There are several components which add to the due diligence performed by your conveyancing solicitor on your new property. A local authority search is one of the important components and may be extremely revealing in a good way for the property buyer. This article explains what a local authority search is and its importance in conveyancing transactions.
Why the Need?
Basically, a local authority search is important in every conveyancing transaction; that's if you do not want any horrible surprises once you've purchased the property. It's undertaken to identify further information regarding the property that often is not obvious even upon physical inspection. It reveals information known by the local authority regarding the property. At one end, you may use the information gathered from the search to renegotiate a reduction of the property price and at the other end you can opt to discontinue with the purchase altogether. If you're getting a mortgage, one of the lender's requirements is to have the local authority search carried out so this means you'll have to fulfill the property search condition.
What's Included in a Local Authority Search?
Here are some of the information that will you gather from the local authority search. You will ultimately know:
- whether the roads and footpaths neighboring the home are publicly maintained or if it's the responsibility of the residents residing around that area.
- whether the local council authority has in place any plans for major or minor road schemes adjacent to or affecting the property.
- if there are any planning decisions in place affecting the property.
- whether the property is located in or nearby contaminated land.
- whether the property is located in a conservation area or the existence of a tree preservation directive.
- whether there are any debts or charges owed to the local council by the property.
- any enforcement notices for contravention of planning permissions in respect to the property.
What a Authority Search Won't Do
The local authority search will not perform a physical assessment of the property. Instead, it's only data based. In other words, it's the records at the local authority concerning the property that are assessed to reveal any underlying issues It's always the duty of the property buyer to organize and pay for a local authority search which is carried out by the conveyancer on behalf of the buyer.

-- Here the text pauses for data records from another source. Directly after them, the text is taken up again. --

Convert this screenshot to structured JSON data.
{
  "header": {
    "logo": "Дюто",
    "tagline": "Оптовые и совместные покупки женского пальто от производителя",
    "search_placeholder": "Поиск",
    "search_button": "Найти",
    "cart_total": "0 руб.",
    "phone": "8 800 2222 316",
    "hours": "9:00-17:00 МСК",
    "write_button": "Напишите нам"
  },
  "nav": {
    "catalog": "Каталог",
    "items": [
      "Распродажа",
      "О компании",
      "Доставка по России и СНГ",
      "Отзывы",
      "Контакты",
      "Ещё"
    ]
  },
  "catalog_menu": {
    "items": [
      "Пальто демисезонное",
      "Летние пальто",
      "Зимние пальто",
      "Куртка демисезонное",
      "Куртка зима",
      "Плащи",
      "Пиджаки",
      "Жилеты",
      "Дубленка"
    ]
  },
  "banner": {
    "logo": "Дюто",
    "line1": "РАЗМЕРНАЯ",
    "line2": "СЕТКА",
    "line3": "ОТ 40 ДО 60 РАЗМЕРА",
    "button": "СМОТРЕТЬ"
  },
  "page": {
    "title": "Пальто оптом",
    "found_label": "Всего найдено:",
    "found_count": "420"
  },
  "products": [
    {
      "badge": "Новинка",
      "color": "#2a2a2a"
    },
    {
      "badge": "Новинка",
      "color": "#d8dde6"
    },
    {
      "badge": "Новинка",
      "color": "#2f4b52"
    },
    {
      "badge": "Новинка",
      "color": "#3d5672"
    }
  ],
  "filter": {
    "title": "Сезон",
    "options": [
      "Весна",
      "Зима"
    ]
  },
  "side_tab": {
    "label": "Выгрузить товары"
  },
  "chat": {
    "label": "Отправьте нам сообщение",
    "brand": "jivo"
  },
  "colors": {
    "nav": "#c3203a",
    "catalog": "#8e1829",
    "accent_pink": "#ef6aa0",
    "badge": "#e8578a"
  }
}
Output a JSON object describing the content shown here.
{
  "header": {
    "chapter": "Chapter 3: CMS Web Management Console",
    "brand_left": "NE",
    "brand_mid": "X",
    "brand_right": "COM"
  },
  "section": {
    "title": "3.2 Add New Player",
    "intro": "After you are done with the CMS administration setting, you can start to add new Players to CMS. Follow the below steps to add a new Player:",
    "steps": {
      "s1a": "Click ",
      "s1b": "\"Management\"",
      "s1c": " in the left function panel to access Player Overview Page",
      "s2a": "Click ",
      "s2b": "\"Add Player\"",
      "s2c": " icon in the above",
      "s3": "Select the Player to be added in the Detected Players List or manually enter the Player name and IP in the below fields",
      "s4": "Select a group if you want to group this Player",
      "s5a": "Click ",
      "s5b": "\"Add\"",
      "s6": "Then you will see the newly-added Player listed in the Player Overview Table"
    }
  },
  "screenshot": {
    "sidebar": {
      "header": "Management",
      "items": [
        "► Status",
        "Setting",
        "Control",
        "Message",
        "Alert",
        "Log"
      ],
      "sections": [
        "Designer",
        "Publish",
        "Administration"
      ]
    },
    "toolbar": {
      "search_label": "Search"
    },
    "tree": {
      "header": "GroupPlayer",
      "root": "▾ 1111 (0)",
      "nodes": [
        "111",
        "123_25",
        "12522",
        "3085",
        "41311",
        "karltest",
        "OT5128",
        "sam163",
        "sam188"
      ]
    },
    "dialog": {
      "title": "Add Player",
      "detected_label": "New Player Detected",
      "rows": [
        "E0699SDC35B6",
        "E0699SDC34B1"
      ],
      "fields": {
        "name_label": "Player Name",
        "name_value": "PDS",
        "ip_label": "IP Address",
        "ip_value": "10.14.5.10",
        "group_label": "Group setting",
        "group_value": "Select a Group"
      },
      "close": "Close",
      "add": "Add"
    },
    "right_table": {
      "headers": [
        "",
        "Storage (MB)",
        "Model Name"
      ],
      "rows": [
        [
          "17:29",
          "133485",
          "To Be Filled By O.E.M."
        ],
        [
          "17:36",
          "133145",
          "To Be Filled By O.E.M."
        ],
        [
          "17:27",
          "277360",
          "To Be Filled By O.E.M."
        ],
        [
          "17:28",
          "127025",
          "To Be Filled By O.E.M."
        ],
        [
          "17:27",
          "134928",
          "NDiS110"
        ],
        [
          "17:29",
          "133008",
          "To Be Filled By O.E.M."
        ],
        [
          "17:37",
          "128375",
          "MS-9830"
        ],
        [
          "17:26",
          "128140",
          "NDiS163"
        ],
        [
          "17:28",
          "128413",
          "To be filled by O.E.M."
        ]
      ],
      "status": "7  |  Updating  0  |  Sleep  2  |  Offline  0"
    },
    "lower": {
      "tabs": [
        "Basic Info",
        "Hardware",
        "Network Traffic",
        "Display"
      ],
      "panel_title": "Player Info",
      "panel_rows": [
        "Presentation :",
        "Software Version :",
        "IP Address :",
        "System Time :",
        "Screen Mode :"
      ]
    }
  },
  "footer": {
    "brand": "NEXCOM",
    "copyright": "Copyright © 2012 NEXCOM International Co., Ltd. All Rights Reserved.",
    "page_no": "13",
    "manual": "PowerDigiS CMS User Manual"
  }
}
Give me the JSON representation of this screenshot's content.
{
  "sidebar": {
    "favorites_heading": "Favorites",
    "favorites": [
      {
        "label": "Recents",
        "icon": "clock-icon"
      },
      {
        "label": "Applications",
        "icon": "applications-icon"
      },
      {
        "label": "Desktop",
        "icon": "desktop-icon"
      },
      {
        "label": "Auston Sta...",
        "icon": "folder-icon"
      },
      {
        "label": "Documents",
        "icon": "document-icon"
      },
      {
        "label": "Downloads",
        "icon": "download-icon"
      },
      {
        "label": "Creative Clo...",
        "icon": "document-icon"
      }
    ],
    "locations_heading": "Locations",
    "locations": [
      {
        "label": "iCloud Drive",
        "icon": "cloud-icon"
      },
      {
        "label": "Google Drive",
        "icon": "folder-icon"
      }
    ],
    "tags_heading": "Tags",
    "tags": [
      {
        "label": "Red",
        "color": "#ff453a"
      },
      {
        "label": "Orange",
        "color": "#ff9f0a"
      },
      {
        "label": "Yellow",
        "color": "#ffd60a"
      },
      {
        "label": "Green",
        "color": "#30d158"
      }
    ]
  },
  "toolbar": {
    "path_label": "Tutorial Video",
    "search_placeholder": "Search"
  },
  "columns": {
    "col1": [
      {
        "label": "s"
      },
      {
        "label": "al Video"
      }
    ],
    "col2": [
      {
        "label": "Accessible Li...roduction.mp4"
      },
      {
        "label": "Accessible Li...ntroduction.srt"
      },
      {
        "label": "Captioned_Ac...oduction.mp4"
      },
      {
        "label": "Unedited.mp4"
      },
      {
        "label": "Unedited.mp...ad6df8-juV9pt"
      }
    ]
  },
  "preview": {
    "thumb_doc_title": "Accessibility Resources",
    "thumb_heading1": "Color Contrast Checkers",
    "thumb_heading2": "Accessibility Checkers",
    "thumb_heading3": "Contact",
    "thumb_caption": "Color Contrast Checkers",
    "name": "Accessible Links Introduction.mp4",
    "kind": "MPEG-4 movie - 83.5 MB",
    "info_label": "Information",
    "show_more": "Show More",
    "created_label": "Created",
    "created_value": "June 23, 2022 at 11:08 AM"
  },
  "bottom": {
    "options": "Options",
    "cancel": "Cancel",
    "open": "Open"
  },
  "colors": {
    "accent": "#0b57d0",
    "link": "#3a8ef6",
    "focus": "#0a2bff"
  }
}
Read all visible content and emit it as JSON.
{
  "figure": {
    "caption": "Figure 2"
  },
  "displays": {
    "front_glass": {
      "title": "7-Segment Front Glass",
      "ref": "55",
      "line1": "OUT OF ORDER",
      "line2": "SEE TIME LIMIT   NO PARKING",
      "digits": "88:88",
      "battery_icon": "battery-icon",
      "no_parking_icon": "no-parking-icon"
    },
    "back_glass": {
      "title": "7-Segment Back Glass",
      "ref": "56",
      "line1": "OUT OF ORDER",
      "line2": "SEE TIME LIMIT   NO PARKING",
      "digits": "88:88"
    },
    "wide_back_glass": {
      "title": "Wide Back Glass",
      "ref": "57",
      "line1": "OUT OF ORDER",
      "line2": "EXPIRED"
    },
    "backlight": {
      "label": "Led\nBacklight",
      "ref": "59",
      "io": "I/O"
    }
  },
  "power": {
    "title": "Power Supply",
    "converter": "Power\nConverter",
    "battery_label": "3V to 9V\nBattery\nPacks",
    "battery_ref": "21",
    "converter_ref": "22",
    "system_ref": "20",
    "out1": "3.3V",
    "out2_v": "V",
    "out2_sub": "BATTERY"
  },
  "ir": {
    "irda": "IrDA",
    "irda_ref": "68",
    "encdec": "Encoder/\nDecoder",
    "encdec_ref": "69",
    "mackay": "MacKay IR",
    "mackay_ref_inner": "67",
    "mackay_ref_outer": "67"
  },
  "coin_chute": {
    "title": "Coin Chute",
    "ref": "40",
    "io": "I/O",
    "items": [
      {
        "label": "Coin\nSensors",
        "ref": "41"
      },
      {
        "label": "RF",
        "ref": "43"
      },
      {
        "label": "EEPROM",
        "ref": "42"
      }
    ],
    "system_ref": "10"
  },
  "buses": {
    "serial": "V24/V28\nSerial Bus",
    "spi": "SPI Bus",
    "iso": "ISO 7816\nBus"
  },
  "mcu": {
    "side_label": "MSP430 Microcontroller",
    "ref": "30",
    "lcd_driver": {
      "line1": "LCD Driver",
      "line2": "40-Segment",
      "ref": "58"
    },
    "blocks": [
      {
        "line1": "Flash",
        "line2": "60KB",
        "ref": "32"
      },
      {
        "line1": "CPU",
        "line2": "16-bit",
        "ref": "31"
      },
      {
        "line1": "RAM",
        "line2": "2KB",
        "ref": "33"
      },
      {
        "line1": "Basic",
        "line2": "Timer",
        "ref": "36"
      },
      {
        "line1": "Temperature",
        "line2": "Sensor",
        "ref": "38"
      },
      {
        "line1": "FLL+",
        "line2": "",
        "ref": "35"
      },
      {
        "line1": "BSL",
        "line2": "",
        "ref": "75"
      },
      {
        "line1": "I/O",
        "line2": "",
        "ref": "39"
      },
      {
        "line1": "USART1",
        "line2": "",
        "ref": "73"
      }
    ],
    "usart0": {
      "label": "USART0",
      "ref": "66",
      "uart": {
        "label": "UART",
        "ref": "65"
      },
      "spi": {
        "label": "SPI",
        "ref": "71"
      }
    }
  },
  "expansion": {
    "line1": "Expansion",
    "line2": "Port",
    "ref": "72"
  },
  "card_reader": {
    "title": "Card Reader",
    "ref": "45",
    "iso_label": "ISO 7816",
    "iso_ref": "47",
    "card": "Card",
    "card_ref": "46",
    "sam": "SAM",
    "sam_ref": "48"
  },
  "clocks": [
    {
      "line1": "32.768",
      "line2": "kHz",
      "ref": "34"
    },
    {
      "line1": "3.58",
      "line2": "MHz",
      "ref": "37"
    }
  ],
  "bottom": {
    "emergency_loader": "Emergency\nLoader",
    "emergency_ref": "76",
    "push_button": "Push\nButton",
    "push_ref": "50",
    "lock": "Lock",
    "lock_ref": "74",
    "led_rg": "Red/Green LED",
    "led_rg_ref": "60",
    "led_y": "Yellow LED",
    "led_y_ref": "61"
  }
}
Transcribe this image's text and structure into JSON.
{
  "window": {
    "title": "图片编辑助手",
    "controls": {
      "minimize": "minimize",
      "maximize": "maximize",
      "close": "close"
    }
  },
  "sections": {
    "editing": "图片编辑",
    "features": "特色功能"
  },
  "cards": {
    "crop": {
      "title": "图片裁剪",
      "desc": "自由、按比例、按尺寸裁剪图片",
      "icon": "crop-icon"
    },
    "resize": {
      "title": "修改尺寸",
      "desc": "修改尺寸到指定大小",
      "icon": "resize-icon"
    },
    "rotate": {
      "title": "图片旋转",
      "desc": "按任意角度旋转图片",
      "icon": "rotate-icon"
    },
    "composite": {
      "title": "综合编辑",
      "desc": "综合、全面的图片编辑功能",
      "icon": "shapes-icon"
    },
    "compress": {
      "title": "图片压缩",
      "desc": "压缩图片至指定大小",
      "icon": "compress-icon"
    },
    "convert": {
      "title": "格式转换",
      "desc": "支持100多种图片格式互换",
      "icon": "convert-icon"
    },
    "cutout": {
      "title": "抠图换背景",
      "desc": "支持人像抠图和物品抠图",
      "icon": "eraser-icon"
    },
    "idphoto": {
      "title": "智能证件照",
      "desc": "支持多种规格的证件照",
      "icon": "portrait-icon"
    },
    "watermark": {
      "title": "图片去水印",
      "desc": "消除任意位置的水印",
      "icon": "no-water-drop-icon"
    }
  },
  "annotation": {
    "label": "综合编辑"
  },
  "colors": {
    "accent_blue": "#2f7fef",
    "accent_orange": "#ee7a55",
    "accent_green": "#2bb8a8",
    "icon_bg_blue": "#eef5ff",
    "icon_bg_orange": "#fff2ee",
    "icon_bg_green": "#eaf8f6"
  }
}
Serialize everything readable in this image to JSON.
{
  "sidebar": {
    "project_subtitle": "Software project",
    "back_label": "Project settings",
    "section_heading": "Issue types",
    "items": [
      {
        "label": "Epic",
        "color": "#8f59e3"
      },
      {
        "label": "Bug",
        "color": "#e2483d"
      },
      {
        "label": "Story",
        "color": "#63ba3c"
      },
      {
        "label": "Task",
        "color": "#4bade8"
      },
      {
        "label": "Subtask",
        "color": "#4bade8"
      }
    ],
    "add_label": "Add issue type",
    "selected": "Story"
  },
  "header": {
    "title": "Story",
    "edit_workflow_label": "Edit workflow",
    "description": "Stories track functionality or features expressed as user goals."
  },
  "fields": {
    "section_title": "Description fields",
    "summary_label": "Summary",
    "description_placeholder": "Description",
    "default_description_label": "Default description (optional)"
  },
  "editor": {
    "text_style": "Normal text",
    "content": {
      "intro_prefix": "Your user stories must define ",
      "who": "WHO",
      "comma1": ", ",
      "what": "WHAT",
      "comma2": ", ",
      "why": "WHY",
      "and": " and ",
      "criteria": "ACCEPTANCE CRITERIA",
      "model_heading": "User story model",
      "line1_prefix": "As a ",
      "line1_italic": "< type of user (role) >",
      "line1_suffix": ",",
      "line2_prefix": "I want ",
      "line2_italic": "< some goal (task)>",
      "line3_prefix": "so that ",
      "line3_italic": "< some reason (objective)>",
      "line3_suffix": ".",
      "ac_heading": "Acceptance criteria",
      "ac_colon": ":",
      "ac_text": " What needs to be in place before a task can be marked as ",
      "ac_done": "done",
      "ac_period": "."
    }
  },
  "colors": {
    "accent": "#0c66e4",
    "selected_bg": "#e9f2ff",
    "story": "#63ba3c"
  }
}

To learn more about local authority searches, contact local companies that help with conveyancing.